One Christmas, the Foleys added a Santa Claus hat and never removed it.
Now, people say “We’ll meet at the shark,” Patty said. Customers and motorists¬†take photos.
“They pull over and get out.

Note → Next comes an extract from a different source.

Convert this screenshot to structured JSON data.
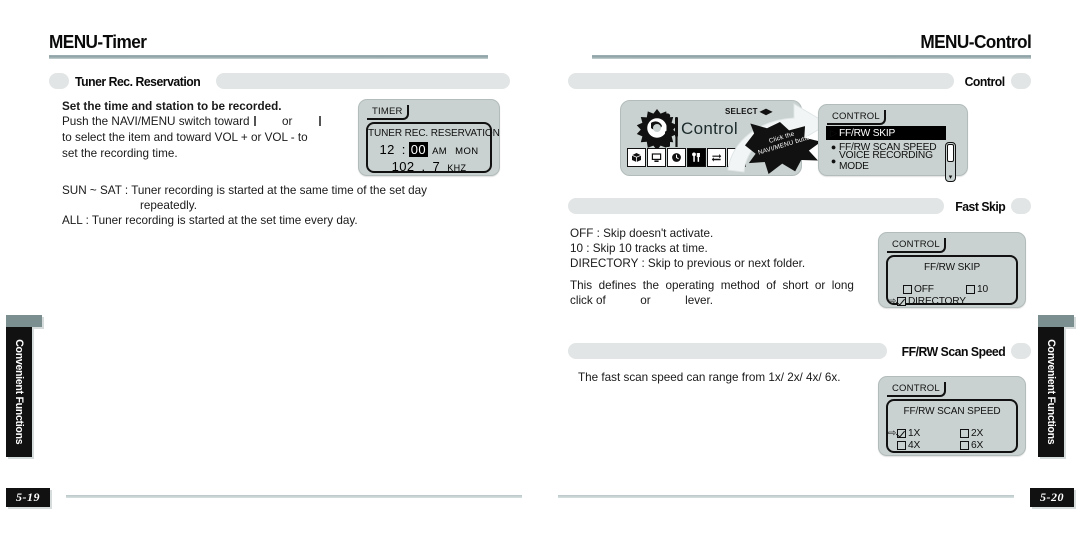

Children have written letters,” she said.
They like that the shark wears the¬†fading Santa Claus hat year-round.¬†It’s going to stay in place.
Just like the shark.
The state Division of Fish & Wildlife conserves and manages Delaware‚Äôs fish and wildlife and their habitats, and provides fishing, hunting, wildlife viewing and boating access on nearly 65,000 acres of public land.
A Delaware fishing license, which must be purchased annually by recreational anglers ages 16 to 64,¬†covers both fresh and tidal waters.¬†The cost of a license at Captain Bones is $11, which includes the¬†$2.50 agent fee.
“Why is this here?” is an occasional News Journal/Delaware Online feature that looks at the history behind curious objects found throughout Delaware.¬†¬†
MORE ‘WHY IS THIS HERE?’
The fun of ‘The Pole Family’ might be its mystery
A red-brick tower is all that remains of former prison in Greenbank Park
Why does a duPont mansion have a stone wall topped with jagged glass shards?
Contact Patricia Talorico at (302) 324-2861 or email@example.com and on Twitter @pattytalorico